  10. Judges and prosecutors should not be allowed to belong to organizations that advocate for specific races/ethnicities. The people who hold these positions should be held to a standard of impartial justice, regardless of the race or ethnicity of the parties involved. Membership in these kinds of organizations give at least the appearance of bias, if not the real thing.

  11. Oh this is so infuriating. This is the one time I wish Trump would be specific instead of inflamatory.

    Those white separatists group who don't wish to a part of the US, they are whack jobs yes, but in the tradition of the Founding Founders who understood when the Leviathan ran roughshod over you, revolution is a solution.

    That's different from La Raza that promotes treason, because they believe that CA and AZ are/should be part of Mexico and they owe alliegence and loyalty to the Mexican government but not the US government.

    I know the leftys can't hear that just we conservatives overlook the Trump less than stellar aspects, but still, TREASON. How can anyone, D or R, condone that?

  12. Backfiring already.
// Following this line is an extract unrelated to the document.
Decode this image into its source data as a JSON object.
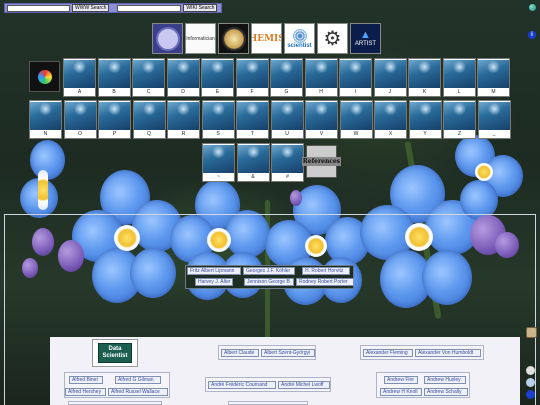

He's got free rent in their empty skulls FOREVER. AND it will make them lose their minds. Frankly, I hoping for actual suicides from these prog scum

  13. HAHA
    The Obama Admin Blocked An Iranian-American Judge From Hearing Iranian Immigration Cases